__Problem description__: Keep only the lines of the material below that contain the word "County". Copy those lines.

__Records supplied__:
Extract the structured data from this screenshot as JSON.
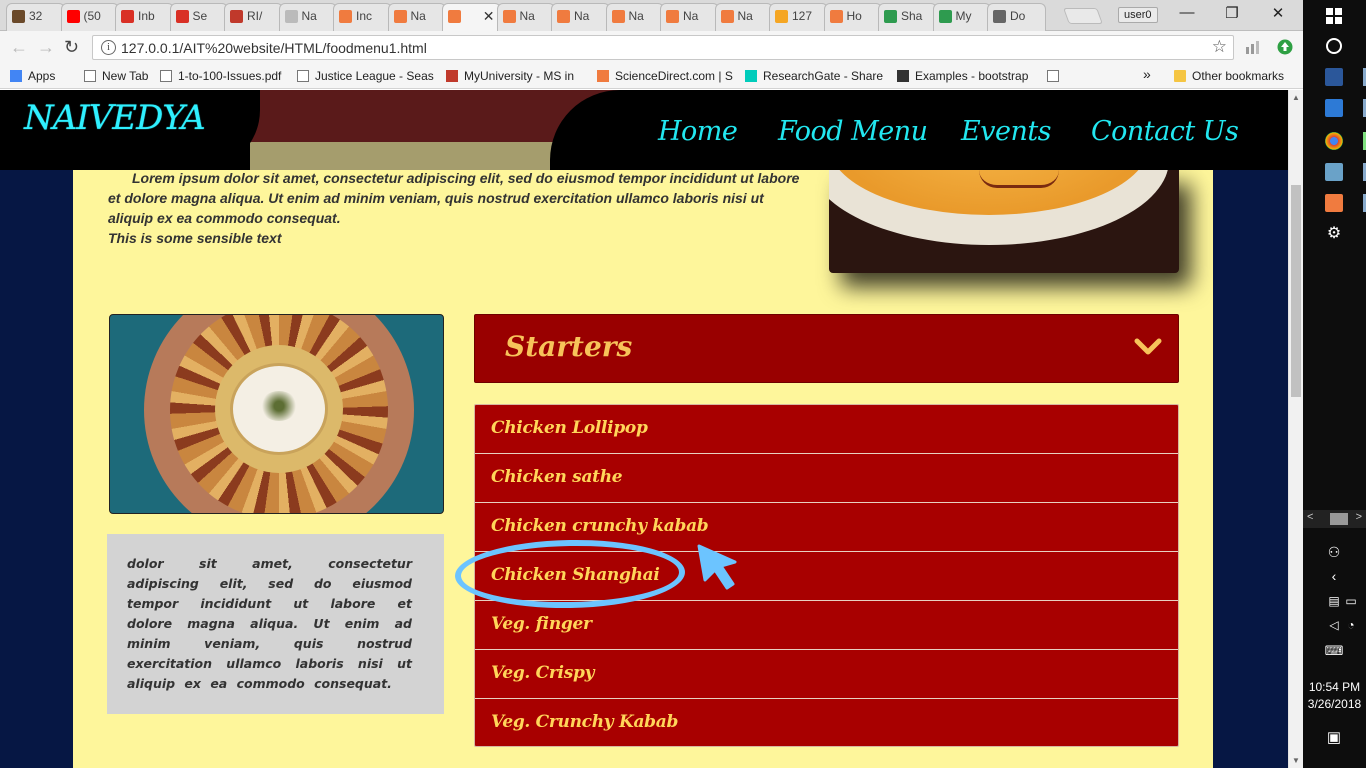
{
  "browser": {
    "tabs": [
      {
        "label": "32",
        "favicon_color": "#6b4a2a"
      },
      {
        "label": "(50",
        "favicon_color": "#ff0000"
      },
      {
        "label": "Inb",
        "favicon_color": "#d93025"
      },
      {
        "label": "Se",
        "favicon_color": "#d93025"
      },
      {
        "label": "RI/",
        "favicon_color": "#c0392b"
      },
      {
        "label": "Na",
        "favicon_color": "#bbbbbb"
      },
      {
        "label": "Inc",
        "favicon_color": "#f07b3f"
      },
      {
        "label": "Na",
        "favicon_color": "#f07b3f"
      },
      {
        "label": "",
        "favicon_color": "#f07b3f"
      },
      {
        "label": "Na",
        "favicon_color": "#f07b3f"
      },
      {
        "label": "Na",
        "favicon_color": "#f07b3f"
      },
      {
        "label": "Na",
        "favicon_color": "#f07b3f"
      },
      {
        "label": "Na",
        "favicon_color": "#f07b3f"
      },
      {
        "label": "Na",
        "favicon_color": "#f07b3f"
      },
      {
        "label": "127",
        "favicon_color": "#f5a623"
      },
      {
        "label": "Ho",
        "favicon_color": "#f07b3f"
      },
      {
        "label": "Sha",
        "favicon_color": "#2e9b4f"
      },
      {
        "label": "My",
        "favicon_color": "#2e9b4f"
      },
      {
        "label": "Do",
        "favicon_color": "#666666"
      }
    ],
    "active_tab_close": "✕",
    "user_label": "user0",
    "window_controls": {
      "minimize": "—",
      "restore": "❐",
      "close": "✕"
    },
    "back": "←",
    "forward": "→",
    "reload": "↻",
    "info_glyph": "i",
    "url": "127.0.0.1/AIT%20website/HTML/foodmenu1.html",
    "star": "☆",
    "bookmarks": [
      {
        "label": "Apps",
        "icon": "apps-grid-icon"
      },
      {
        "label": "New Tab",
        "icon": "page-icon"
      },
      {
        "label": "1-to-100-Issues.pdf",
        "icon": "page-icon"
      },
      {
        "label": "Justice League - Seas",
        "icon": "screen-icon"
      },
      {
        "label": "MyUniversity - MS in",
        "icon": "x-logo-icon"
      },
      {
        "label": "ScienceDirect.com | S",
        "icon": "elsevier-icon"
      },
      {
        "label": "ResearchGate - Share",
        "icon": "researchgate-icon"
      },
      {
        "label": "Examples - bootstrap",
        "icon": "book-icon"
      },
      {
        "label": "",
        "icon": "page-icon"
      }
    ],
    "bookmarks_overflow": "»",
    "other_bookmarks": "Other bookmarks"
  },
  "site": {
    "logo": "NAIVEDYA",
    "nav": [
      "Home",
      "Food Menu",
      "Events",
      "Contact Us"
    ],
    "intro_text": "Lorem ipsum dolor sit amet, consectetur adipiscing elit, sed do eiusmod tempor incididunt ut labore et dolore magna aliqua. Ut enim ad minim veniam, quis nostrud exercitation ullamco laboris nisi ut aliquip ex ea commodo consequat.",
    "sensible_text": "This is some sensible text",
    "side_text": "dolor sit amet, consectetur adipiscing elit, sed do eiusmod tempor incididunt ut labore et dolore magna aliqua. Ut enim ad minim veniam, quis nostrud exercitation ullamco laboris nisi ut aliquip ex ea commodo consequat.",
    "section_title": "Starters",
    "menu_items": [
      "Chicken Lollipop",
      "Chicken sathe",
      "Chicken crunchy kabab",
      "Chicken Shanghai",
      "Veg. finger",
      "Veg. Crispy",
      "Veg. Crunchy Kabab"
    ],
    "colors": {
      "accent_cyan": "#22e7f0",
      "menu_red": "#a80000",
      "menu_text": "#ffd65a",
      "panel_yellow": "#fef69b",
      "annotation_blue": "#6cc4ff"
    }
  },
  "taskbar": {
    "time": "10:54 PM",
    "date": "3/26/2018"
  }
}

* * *

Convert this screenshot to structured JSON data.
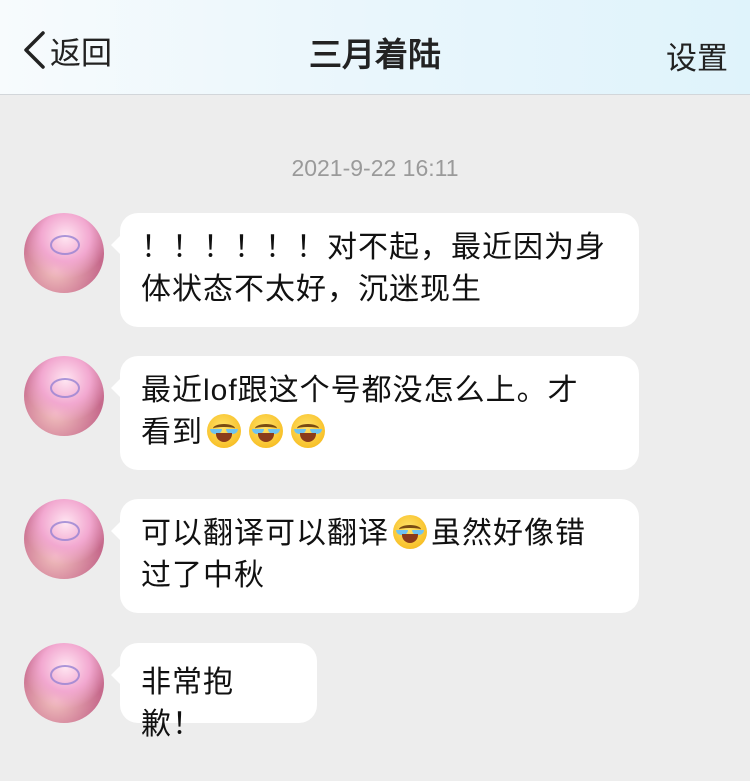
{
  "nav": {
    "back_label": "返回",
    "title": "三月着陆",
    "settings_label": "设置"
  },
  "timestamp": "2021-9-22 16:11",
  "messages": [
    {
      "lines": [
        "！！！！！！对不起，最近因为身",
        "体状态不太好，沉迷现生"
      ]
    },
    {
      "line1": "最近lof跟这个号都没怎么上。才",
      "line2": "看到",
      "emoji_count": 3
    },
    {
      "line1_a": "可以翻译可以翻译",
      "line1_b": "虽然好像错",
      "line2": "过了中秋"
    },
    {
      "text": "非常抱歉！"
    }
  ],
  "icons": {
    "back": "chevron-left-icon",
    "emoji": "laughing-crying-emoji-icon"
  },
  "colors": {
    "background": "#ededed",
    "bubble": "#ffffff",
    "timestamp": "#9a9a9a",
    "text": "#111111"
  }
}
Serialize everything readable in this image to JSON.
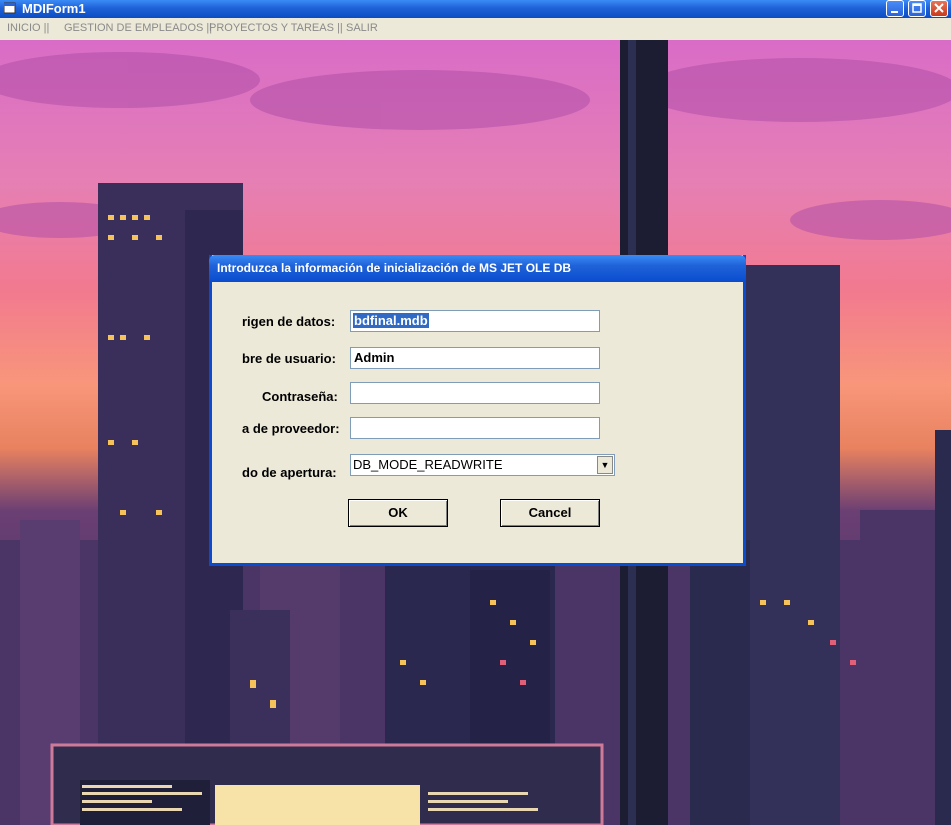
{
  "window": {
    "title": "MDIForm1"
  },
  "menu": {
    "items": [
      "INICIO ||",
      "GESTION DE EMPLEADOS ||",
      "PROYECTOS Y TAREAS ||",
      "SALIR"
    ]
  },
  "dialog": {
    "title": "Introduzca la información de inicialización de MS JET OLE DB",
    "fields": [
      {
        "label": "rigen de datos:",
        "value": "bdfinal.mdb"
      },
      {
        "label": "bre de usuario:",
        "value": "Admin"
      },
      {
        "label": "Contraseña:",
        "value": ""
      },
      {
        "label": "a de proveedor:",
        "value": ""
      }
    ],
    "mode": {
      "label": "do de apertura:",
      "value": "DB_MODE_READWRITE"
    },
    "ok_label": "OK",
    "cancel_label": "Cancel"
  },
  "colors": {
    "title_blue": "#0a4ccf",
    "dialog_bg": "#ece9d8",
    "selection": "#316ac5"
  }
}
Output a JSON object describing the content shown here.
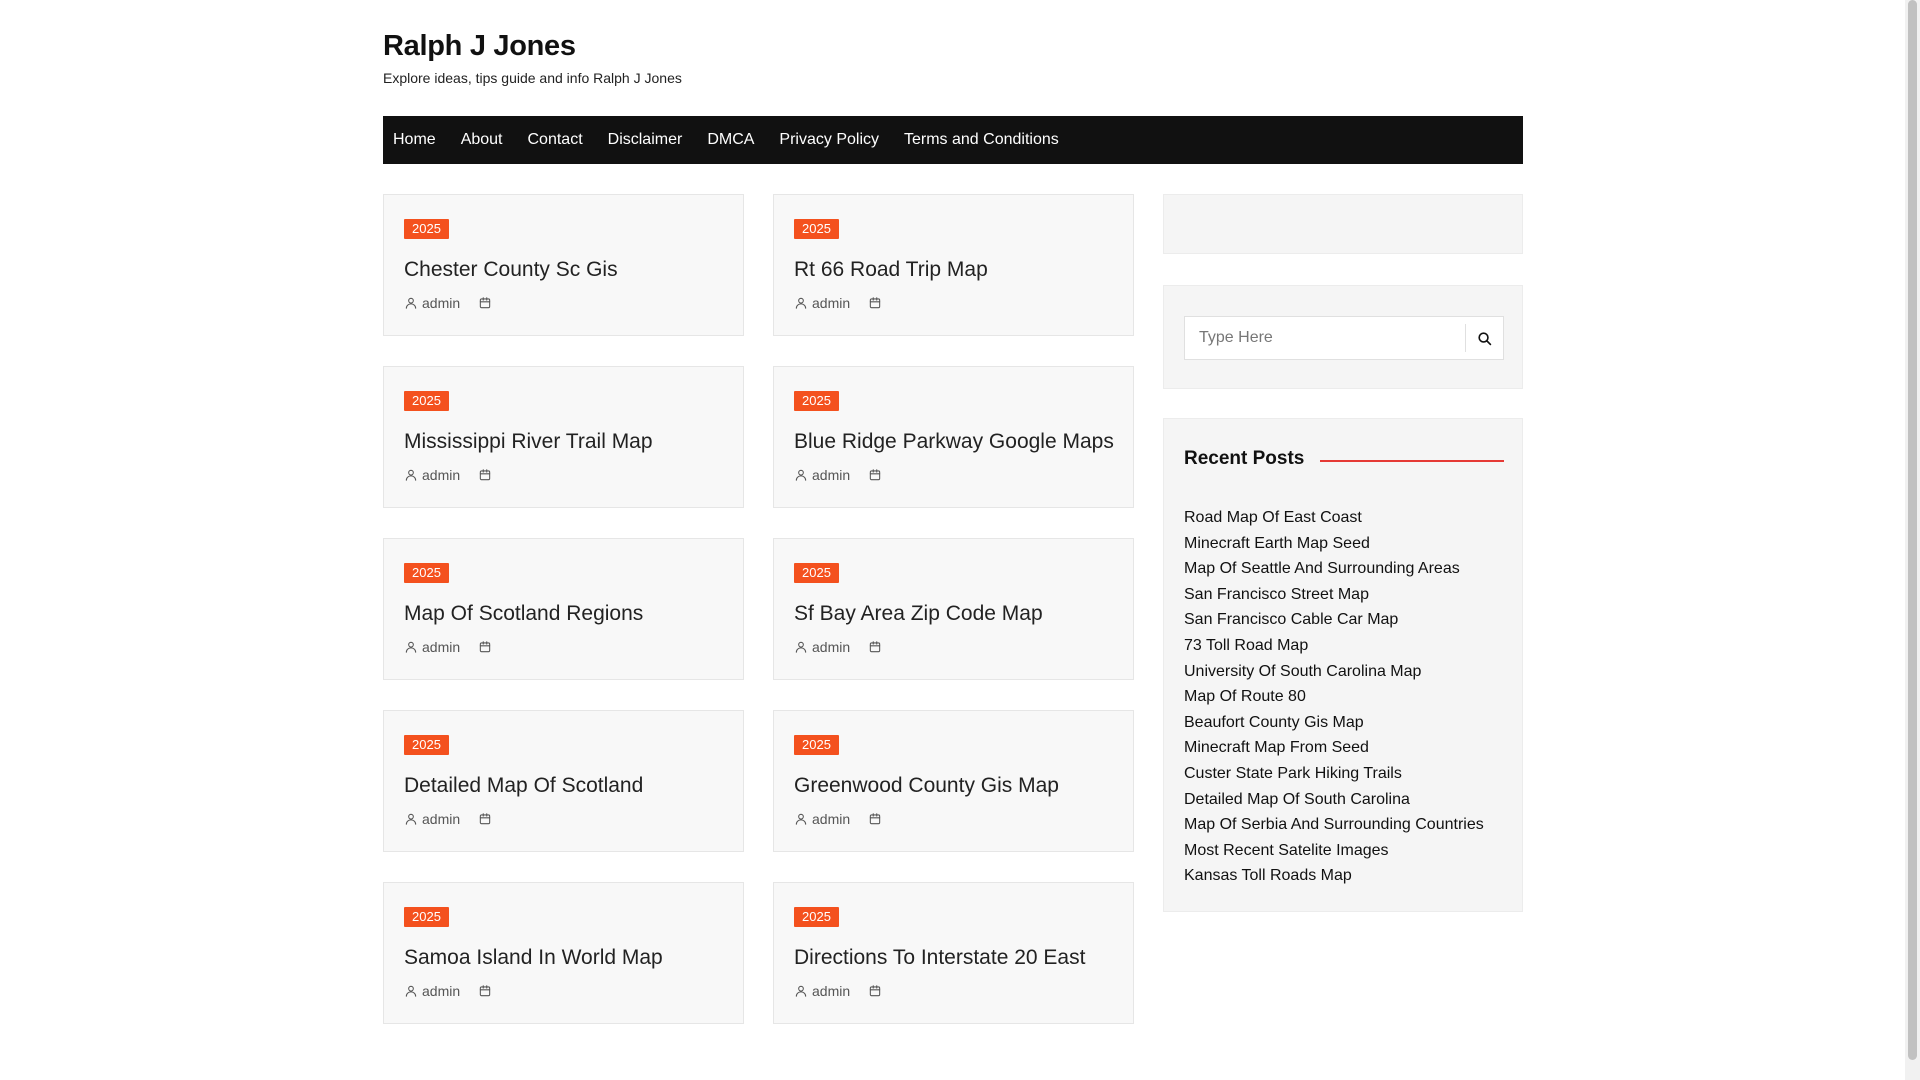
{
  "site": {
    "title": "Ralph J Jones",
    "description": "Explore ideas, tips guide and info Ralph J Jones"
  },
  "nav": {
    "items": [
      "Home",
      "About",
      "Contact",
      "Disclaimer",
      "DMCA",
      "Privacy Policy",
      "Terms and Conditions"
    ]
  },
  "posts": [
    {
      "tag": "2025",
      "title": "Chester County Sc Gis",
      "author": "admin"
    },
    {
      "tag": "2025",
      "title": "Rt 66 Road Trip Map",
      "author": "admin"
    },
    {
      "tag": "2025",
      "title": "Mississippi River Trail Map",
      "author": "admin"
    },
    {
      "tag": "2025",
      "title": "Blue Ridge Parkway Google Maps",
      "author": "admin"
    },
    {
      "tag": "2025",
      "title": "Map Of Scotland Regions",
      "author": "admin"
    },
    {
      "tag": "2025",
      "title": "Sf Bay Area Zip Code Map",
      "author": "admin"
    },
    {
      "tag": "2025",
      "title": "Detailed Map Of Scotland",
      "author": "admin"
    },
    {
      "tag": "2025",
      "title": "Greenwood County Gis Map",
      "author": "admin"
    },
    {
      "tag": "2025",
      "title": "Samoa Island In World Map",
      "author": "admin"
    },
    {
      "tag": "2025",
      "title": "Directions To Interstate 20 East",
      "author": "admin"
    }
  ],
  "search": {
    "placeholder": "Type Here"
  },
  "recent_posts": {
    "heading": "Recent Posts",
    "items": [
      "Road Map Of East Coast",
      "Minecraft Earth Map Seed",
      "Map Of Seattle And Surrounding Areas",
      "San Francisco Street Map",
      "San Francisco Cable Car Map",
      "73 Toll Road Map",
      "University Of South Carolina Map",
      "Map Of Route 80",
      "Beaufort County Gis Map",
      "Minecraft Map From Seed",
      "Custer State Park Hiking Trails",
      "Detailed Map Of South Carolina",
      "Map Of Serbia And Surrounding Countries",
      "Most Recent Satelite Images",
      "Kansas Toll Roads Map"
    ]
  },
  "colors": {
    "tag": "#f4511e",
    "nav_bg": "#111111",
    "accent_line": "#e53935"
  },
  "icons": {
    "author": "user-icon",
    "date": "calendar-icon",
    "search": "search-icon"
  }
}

__Exercise solution__:
      "title": "Chester County Sc Gis",
      "title": "Greenwood County Gis Map",
      "Beaufort County Gis Map",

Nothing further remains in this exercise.